### [About this task]
In the records below, find each line holding the word "SpyGlass" and copy it.

=====

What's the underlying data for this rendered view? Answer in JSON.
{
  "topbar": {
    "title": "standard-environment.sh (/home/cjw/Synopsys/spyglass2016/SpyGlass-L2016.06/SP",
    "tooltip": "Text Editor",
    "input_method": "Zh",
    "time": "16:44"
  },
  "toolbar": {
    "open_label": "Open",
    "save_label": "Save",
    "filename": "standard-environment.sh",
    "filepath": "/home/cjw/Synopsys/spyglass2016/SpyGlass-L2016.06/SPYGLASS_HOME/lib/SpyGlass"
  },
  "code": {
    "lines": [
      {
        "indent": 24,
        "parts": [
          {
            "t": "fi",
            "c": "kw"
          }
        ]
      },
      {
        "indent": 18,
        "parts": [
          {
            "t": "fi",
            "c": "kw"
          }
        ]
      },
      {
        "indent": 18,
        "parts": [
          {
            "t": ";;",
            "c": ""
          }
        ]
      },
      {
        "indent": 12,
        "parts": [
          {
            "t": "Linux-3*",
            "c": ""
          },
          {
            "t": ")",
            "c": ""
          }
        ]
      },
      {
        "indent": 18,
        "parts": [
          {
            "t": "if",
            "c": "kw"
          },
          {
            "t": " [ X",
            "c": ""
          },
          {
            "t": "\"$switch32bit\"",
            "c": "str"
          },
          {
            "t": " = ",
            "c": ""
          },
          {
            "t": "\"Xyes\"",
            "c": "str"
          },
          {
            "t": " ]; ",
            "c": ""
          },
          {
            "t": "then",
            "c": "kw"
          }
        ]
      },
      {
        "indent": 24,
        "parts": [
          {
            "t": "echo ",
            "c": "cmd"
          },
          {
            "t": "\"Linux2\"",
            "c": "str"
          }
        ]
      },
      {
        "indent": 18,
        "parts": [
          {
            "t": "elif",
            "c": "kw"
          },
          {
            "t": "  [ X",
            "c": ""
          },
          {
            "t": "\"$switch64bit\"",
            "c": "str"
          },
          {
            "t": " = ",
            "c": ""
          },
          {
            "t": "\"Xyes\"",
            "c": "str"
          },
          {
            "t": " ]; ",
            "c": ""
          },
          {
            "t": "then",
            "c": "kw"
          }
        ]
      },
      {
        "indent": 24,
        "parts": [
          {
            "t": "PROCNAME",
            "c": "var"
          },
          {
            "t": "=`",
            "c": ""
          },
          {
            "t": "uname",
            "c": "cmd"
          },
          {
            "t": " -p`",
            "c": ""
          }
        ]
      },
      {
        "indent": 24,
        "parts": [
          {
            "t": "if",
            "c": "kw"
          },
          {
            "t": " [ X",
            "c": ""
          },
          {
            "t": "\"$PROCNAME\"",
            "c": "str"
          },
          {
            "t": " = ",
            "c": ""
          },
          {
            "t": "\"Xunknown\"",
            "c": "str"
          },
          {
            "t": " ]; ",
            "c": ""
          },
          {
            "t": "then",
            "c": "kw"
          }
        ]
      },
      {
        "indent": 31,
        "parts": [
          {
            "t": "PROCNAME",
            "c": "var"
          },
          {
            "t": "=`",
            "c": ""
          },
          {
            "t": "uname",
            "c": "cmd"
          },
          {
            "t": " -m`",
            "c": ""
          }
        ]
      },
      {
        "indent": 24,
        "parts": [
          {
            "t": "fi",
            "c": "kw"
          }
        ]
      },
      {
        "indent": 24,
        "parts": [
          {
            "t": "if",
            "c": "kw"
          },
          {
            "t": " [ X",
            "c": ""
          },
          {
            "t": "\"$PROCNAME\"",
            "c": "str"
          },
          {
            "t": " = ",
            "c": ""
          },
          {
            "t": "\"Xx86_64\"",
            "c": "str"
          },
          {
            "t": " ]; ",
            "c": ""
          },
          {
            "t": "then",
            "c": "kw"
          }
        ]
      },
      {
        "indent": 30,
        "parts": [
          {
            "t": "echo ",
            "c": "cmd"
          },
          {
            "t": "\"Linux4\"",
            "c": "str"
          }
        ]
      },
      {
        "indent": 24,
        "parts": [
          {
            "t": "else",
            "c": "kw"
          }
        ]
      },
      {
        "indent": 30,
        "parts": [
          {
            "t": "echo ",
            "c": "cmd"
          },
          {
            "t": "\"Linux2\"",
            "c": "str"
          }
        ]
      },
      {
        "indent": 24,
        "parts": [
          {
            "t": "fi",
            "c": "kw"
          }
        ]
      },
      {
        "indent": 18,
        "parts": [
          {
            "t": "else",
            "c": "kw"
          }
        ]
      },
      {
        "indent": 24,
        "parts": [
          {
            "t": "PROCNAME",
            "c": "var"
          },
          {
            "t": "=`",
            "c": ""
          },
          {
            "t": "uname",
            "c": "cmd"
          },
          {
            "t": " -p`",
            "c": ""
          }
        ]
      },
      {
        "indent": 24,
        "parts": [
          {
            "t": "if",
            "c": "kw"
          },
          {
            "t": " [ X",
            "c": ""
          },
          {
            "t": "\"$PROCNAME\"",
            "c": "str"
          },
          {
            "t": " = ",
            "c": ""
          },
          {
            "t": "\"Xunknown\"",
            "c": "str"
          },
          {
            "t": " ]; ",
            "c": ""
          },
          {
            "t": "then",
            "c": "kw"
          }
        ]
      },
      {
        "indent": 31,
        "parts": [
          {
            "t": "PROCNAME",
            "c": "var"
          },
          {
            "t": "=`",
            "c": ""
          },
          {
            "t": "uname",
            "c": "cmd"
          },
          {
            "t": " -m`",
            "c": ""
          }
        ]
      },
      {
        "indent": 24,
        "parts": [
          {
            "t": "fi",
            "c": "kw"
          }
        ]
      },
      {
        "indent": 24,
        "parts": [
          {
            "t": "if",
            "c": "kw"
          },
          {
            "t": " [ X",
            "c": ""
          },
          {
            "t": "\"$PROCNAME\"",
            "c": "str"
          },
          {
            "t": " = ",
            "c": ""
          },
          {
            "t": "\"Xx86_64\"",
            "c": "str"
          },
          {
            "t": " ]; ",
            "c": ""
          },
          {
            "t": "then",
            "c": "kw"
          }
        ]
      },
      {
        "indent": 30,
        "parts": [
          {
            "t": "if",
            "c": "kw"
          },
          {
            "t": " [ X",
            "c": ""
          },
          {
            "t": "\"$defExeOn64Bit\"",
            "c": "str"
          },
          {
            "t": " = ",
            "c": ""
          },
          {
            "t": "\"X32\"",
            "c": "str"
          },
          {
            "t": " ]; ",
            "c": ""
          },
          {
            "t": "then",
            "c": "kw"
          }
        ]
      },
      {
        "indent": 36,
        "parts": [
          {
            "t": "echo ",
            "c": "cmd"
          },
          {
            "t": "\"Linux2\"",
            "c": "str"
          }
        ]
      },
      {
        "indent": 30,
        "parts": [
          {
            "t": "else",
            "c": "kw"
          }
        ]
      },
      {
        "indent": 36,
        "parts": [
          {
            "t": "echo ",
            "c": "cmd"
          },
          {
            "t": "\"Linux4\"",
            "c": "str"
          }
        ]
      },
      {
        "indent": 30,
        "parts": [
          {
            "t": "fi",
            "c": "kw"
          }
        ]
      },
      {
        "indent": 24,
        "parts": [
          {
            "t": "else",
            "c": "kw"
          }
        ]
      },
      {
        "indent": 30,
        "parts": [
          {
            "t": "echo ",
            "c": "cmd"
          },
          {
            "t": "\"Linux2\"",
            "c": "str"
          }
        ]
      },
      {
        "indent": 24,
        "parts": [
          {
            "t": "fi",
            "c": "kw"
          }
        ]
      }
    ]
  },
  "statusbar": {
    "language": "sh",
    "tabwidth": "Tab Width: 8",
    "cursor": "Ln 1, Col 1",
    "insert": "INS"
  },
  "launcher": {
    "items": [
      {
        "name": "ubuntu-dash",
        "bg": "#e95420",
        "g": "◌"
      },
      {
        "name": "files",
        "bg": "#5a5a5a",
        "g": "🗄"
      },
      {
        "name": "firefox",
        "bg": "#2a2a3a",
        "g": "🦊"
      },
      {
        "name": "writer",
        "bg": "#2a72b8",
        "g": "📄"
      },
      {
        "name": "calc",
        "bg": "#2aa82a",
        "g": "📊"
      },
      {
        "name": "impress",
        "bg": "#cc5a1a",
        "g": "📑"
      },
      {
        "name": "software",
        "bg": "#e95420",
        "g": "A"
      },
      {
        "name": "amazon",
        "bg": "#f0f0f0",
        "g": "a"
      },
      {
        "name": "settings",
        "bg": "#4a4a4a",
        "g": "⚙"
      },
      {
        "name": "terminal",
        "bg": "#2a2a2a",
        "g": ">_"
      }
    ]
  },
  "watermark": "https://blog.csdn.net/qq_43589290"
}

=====

### [Output below]
    "title": "standard-environment.sh (/home/cjw/Synopsys/spyglass2016/SpyGlass-L2016.06/SP",
    "filepath": "/home/cjw/Synopsys/spyglass2016/SpyGlass-L2016.06/SPYGLASS_HOME/lib/SpyGlass"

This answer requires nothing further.